2. Adoption ensures you get a healthy and well-balanced pet
From the moment a pet arrives at an animal shelter, it is examined by a veterinarian, vaccinated, microchipped, and neutered or spayed. These pets are healthy and happy and perfectly ready to be taken into a new home with a good family.
Screening of pets is done at most animal shelters. This means they know more about their specific temperaments and behaviors, making it easier to match them to owners. They are not only as intelligent and loyal as pets bought from pet shops, but also as loving.
It is a myth that most pets at animal shelters are badly behaved or have been abused. The majority of these are put up for adoption because of unfortunate circumstances their “people” face. These reasons may be because of a move, lack of time, divorce, financial constraints, etc.
3. Financial benefits of adoption
Depending on the breed of cat or dog, purchase prices from pet stores or breeders are usually very expensive. For example, a pure-bred dog can easily cost thousands of dollars. On the other hand, pet adoption is much cheaper.
Adoption costs are never more than a couple of hundred dollars for dogs and less for cats. These pets are usually already spayed, neutered, microchipped, and have been vaccinated. All these procedures need to be done to a pet store-bought animal and require a big initial monetary outlay.
Additionally, shelters often waive adoption fees for older animals. Adopting a mixed-breed also helps save money in the long-term because they are usually healthier than purebred pets.
Lost and surrendered animals at shelters are usually already house trained. This means they require less effort and cost less to housetrain than buying a young animal from a store or breeder.
Another consideration is licensing fees. Adopting a pet that is already spayed or neutered has another benefit – the licensing fees. In some states pet licensing fees double if they are “unaltered”, and some states mandate sterilization.

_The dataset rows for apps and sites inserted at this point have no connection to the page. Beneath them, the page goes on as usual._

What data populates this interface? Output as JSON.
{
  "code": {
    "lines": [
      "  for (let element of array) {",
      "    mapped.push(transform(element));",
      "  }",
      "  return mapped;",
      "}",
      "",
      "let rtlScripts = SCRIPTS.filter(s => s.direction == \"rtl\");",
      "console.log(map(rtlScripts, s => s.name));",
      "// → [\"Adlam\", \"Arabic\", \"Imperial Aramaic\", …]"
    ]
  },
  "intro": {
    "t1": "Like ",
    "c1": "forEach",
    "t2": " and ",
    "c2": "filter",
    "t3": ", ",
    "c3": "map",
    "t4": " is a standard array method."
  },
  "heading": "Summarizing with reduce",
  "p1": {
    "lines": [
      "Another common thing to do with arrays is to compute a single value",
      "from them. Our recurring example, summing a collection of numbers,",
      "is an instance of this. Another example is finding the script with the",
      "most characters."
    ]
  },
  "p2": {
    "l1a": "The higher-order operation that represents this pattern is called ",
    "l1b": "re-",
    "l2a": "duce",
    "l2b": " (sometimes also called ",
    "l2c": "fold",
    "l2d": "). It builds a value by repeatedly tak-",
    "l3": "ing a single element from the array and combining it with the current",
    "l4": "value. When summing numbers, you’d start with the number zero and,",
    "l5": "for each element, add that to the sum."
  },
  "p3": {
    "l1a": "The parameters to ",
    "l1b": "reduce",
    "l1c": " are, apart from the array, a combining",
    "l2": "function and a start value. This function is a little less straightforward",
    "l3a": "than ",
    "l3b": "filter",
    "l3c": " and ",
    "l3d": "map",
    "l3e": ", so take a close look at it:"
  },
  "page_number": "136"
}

4. Support animal welfare by not supporting pet breeding mills
Pet breeding facilities usually concentrate more on profit than the welfare of their animals. These animals are sold at high prices to unsuspecting consumers through pet stores, or newspaper and internet advertisements.
Cats and dogs are kept there for breeding purposes and are often housed in poor conditions. Female breeding pets are kept in cages and bred constantly. As they age and can’t breed anymore, they are simply abandoned or euthanized.
Because of improper healthcare, these animals are often not very healthy and tend to have behavioral problems caused by a lack of companionship. These problems are also exacerbated by inbreeding.
It is estimated that 90% of animals sold at pet stores come from pet breeding facilities. The crowded and unsanitary conditions they are reared in can lead to health problems in the future. For the owners of these pets, it means that above the initial purchase price, they inevitably spend a lot on their pet’s healthcare in the future. Problems range from genetic deformities to dental issues. Many pets also have severe infections.
Adoption ensures pet owners are not supporting the conditions at pet breeding mills.
5. Adopt a pet at an easier age
As cute as puppies and kittens are, the first few weeks require a lot of effort on the part of their new owners. Adopted pets tend to be older and are inevitably already house-trained. This allows them to instantly adapt to the lifestyle of their new human family.
Bringing home, a new pet is equivalent to getting a new best friend. Whether a family prefers a young pet or is looking for an older hassle-free pet, animal shelters have a variety of dogs and cats to choose from.
Besides all the pros already discussed, adopted pets from shelters come with an added support system. Animal shelters provide the added support missing from breeders and pet store owners. They are there to answer questions and help deal with any problems. Their interest is to provide a good home for the pets they have given so much love and care to.